Accuracy: I used to think Cassel was pretty accurate, but my faith it that in wobbling. I think his accuracy is fine short to mid range over the middle, but degenerates elsewhere because of his inability to make certain throws. Another problem I feel he has is that he starts going bananas in his head. He panics and the ball comes out hastily and without the accuracy it would have otherwise. This is kind of what happened with the pass to McCluster vs SF. The pass was a low/straight line drive that was placed awkwardly. McCluster somehow got the ball and simultaneously broke a tackle. Then he literally flew into the end zone. As an aside, I don't know that I think Dexter McCluster is human anymore.
Mobility: Matt Cassel can move pretty well for a big boy. He can run effectively if need be or buy time in the pocket. The only problem here is that all the time in the world isn't enough for Cassel to get the ball out, so his mobility is something of a moot point.

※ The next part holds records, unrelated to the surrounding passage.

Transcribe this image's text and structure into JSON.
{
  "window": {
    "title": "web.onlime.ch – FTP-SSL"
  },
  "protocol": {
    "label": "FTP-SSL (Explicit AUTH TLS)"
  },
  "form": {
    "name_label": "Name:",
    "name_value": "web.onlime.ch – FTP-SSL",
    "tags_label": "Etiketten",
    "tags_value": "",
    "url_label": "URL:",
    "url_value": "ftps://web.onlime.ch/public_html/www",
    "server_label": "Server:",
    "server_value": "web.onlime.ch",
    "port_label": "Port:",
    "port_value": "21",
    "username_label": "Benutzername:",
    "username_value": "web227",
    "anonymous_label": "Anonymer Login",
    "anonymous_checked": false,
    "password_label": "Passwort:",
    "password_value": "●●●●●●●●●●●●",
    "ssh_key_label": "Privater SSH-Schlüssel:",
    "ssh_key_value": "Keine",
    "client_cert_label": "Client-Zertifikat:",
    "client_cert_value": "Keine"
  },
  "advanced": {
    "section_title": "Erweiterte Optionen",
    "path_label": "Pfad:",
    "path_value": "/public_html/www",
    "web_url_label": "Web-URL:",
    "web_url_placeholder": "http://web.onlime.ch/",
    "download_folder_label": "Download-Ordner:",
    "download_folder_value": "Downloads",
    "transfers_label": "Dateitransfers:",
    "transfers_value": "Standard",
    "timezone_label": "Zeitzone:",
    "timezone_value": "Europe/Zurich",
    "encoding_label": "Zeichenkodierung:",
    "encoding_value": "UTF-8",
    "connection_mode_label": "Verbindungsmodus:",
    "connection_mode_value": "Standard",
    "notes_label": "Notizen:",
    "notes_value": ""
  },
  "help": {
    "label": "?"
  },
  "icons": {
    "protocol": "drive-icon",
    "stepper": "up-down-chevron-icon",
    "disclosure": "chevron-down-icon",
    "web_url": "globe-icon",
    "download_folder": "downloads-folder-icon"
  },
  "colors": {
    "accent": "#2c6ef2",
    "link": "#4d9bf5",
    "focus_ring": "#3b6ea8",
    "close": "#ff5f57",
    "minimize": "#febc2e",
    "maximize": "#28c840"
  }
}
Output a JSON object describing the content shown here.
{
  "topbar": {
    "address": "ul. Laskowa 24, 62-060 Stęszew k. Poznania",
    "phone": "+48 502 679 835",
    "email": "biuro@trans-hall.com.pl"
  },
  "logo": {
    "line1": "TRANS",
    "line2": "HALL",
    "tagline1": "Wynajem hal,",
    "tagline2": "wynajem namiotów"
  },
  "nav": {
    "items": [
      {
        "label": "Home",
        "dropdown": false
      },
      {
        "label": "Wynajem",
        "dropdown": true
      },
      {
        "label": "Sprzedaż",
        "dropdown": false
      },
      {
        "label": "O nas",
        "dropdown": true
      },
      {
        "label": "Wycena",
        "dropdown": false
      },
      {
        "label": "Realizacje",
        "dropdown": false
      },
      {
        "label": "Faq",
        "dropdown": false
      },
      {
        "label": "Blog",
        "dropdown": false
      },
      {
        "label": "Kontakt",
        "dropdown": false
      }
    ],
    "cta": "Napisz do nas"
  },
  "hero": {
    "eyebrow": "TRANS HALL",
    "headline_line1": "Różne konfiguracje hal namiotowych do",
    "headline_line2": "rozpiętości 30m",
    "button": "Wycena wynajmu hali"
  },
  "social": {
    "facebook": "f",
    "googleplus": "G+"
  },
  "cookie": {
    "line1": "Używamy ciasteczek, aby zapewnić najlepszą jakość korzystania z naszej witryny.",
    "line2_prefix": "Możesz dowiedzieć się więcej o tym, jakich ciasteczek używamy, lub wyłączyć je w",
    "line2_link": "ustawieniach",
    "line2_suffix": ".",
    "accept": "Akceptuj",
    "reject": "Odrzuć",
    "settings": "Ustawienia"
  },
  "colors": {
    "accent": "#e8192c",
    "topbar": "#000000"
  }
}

Reads/Decision Making: Poor guy just can't solve a defense. He either A: struggles with his reads and progressions, or B: is overly conservative with the windows he is willing to hit. Most analysts I hear say the former, which I think is part of it, but I feel the latter is much to do with it as well. I think his conservatism is evidenced by his sudden late game effectiveness. This is because he HAS to just make a decision and throw it due to the time constraints. Earlier in the game, he is just unable to force himself to get the ball out. He's thinking "well, lemme just check this read again..." He keeps doing that until he's hurried and either throws a dump off or takes a sack. This is why back in 2008 everyone was suddenly questioning the once vaunted NE offensive line. They allowed so many sacks that people thought they'd gone off the deep end. nothing was wrong with the line, they were just pass blocking for a QB who can't make decisions.

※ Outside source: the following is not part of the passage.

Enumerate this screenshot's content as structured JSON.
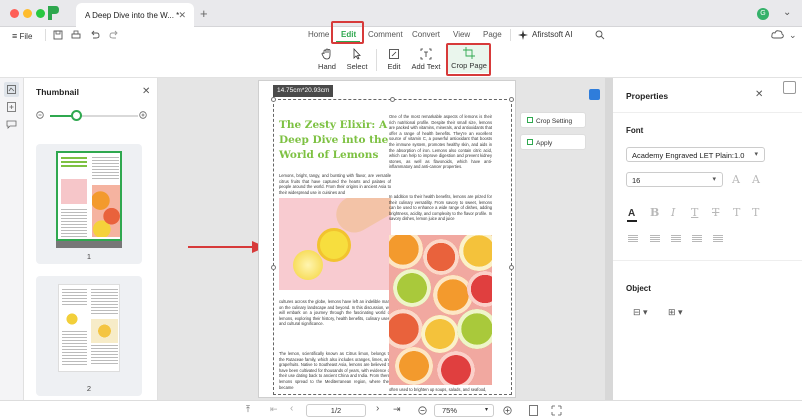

I think that average is about right. Cassel certainly has some strengths but unfortunately they come in areas less germane to on field play. In our last game at SF Cassel had a good game mostly because Charlie Wies did a good job game planning with Cassel's limitations taken into account. They ran a shorter, almost west coast offense most of the time. They had Cassel tossing short to mid-range routs to guys who can extend a play(McCluster, Charles, Moeaki). In that game our traditional WRs only had 3 catches for 67 yards, the largest chunk of which came on that excellently called trick play to Bowe. Charles and McCluster combined for 6 receptions for 126 yards. The game plan was, and probably will be to extend the range of the offense by letting Cassel get the ball out short to guys who can create some YAC. The theme this season will be how much in Matt Cassel holding us back? How well can play in spite of him? How long can we manage his deficiencies before something else must be done?